Web advertising can be an effective and inexpensive way for wealth managers to attract new business, but few advisers use them.
The ads are quick and cheap to produce and their effectiveness can be easily gauged. For firms looking to attract business or recruit financial advisers, advertising on search engines, social media and other sites is worth a try, advisers say.
Tarah Carlow, vice president of marketing and new business development at Dallas-based boutique broker-dealer Prospera Financial Services, wanted to attract more top-tier financial advisers to her firm, whose 125 independent advisers manage about $3 billion in client assets.
Prospera had been cold calling, sending postcards and using recruiters to attract new advisers, but Carlow wanted to try something more creative.
She worked with Google Inc to create a pay-per-click ad that appeared as a sidebar when people searched for the term "independent broker dealer." The ad drew viewers by offering research papers on various topics, including one highlighting the 10 reasons advisers' moves to new firms fail.
The paper drew the interest of a pair of advisers at a regional firm. Carlow did not name them because their move to Prospera isn't complete.
Prospera would have paid a recruiter a $90,000 finder's fee for the pair, who generate about $1.5 million in revenues, Carlow said. The Google ads cost the firm $3,000 a month.
Advisers say web ads won't replace all other forms of advertising, but they can be valuable.
"If we convert even one click to a client, that will have paid for all our web budget for 2012," said David Edwards, president of Heron Financial Group, a New York-based wealth management firm that spends about $3,000 a year to advertise online.
A firm can start a web marketing campaign with a search engine like Google. Companies often spend thousands of dollars on consultants to help make sure they appear at the top of the organic search results page.
But you can also advertise your way onto the first page. With Google's self-directed process, AdWords, businesses write an ad and decide on the search terms it should be connected to. Advertisers are only charged when someone clicks on the ad.
With advertisers bidding against each other to secure a connection to search terms, the price can fluctuate based on popularity.
And popular phrases like "retirement planning" usually cost more each time someone clicks on the ad.
Advertisers can trim costs and get a better position on the search results page by getting a high-quality score -- a Google measure of how relevant the ad, keywords and landing page are to the search.

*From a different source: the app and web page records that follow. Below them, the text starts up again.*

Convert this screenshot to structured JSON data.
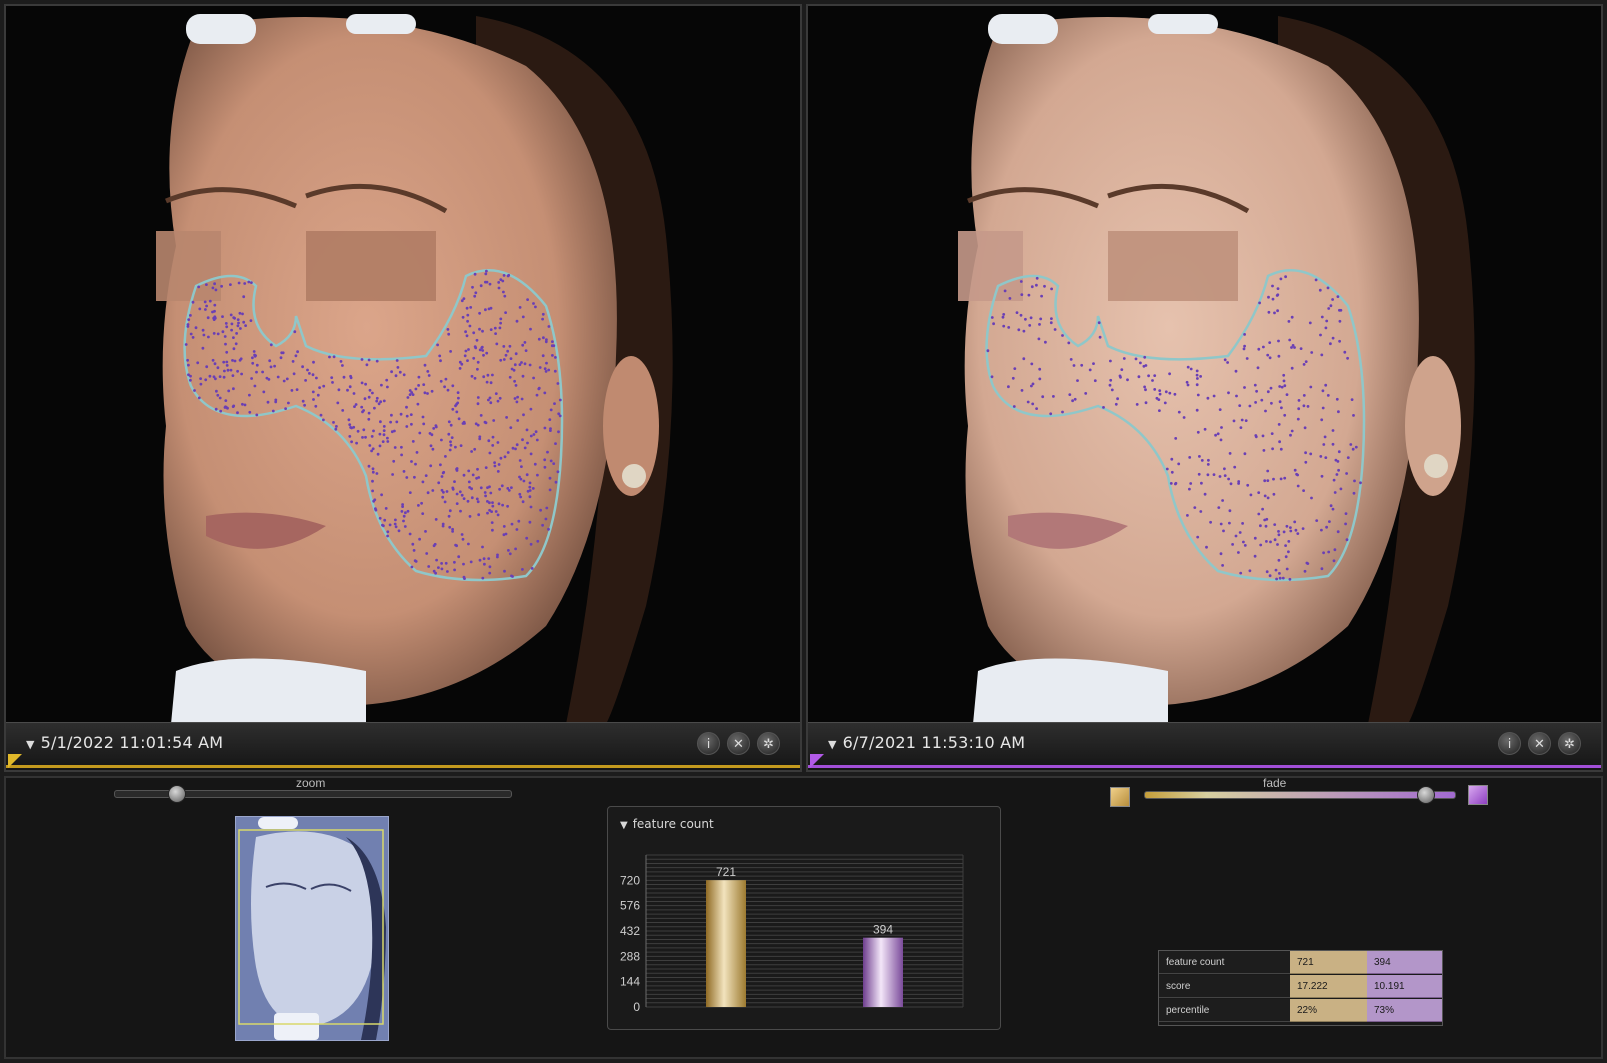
{
  "left_panel": {
    "date": "5/1/2022 11:01:54 AM",
    "accent": "#c49a1e"
  },
  "right_panel": {
    "date": "6/7/2021 11:53:10 AM",
    "accent": "#a24fd8"
  },
  "caption_icons": [
    "info-icon",
    "close-icon",
    "settings-icon"
  ],
  "zoom": {
    "label": "zoom",
    "value": 0.14
  },
  "fade": {
    "label": "fade",
    "value": 0.92
  },
  "chart_data": {
    "type": "bar",
    "title": "feature count",
    "categories": [
      "",
      ""
    ],
    "values": [
      721,
      394
    ],
    "data_labels": [
      "721",
      "394"
    ],
    "yticks": [
      0,
      144,
      288,
      432,
      576,
      720
    ],
    "ylim": [
      0,
      864
    ],
    "colors": [
      "#c9a24a",
      "#b07ad0"
    ],
    "grid": true
  },
  "stats": {
    "rows": [
      {
        "name": "feature count",
        "a": "721",
        "b": "394"
      },
      {
        "name": "score",
        "a": "17.222",
        "b": "10.191"
      },
      {
        "name": "percentile",
        "a": "22%",
        "b": "73%"
      }
    ]
  }
}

Advisers told Reuters they pay from $1 to $30 each time someone clicks on their ad -- and said their ads are clicked a few times a day.
You can save money and further target an ad by including the name of your city in a search phrase, like "retirement planning Omaha," said Mike Byrnes, president of Boston-based Byrnes Consulting LLC.
A customizable Google analytics page allows a company to track the number of clicks that ads garner and how long people stay on a site after clicking.
Facebook Inc and LinkedIn Corp are other advertising targets for advisers along with the website of a local newspaper or chamber of commerce.
Heron Financial's Edwards is starting a Facebook marketing campaign. An ad with his picture will appear on the pages of all the friends of the people he is friends with, about 23,400 people.
For about $300 a month, the campaign will get his face in front of mostly high-net-worth individuals who may recognize him, Edwards said.
Firms with bigger marketing budgets can use a consultant to hone a web strategy. Byrnes charges from $2,000 to $10,000 to help set up an ad campaign, before the cost of the ads.
The ads work best if advisers have something of substance to lure in viewers. If you've written a book on personal finance, use your ad to offer a free chapter. Or if you made it onto a list of top-rated advisers, use that in your ad, inviting viewers to click to see why the publication ranked you so highly, Byrnes suggested.
Targeting a time of day also is smart. You can attract clients whose money worries keep them up at night by running an ad between 10 p.m. to 5 a.m.
Another tip: create specialized content on your website to support your ad, said Craig Larsen, president of the St. Charles, Illinois-based wealth management company AHC Advisors Inc., which advertises on Google and other sites.
If you specialize in managing money for people going through a divorce, create a page that lays out steps to protect finances in a divorce -- and how you can help.
"Take time to think about what that person who clicks on the ad would want to read," Larsen said.
Expect to learn through trial and error. Your bottom line won't take a big hit from ads that don't work.
"The beautiful thing about online advertising is you can do a series of low-cost experiments," said Heron Financial's Edwards.
(Reporting By Jennifer Hoyt Cummings; editing by Jennifer Merritt, Walden Siew and Jeffrey Benkoe)